===== Material to process =====

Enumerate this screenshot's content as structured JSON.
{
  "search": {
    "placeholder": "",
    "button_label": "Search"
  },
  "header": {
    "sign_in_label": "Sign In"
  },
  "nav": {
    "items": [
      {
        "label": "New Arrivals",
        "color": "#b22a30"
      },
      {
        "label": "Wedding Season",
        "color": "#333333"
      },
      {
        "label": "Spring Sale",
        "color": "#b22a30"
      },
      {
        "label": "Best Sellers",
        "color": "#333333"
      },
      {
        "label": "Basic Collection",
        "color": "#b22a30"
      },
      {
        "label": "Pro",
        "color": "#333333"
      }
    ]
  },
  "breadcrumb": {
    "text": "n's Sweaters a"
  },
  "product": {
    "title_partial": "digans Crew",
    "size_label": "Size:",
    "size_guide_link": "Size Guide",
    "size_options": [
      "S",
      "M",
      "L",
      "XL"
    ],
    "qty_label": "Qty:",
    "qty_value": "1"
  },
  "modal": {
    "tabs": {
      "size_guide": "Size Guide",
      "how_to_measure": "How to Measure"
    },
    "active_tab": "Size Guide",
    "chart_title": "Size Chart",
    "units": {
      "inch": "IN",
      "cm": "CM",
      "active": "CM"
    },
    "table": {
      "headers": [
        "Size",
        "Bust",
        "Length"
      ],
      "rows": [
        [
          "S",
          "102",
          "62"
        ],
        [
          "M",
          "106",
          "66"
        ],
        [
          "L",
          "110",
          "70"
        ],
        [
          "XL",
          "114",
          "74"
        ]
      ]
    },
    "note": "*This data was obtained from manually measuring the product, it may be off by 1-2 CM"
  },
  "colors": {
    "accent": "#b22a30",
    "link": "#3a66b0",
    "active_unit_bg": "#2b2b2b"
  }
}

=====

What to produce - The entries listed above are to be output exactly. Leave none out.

Finished task -
Enumerate this screenshot's content as structured JSON.
{
  "search": {
    "placeholder": "",
    "button_label": "Search"
  },
  "header": {
    "sign_in_label": "Sign In"
  },
  "nav": {
    "items": [
      {
        "label": "New Arrivals",
        "color": "#b22a30"
      },
      {
        "label": "Wedding Season",
        "color": "#333333"
      },
      {
        "label": "Spring Sale",
        "color": "#b22a30"
      },
      {
        "label": "Best Sellers",
        "color": "#333333"
      },
      {
        "label": "Basic Collection",
        "color": "#b22a30"
      },
      {
        "label": "Pro",
        "color": "#333333"
      }
    ]
  },
  "breadcrumb": {
    "text": "n's Sweaters a"
  },
  "product": {
    "title_partial": "digans Crew",
    "size_label": "Size:",
    "size_guide_link": "Size Guide",
    "size_options": [
      "S",
      "M",
      "L",
      "XL"
    ],
    "qty_label": "Qty:",
    "qty_value": "1"
  },
  "modal": {
    "tabs": {
      "size_guide": "Size Guide",
      "how_to_measure": "How to Measure"
    },
    "active_tab": "Size Guide",
    "chart_title": "Size Chart",
    "units": {
      "inch": "IN",
      "cm": "CM",
      "active": "CM"
    },
    "table": {
      "headers": [
        "Size",
        "Bust",
        "Length"
      ],
      "rows": [
        [
          "S",
          "102",
          "62"
        ],
        [
          "M",
          "106",
          "66"
        ],
        [
          "L",
          "110",
          "70"
        ],
        [
          "XL",
          "114",
          "74"
        ]
      ]
    },
    "note": "*This data was obtained from manually measuring the product, it may be off by 1-2 CM"
  },
  "colors": {
    "accent": "#b22a30",
    "link": "#3a66b0",
    "active_unit_bg": "#2b2b2b"
  }
}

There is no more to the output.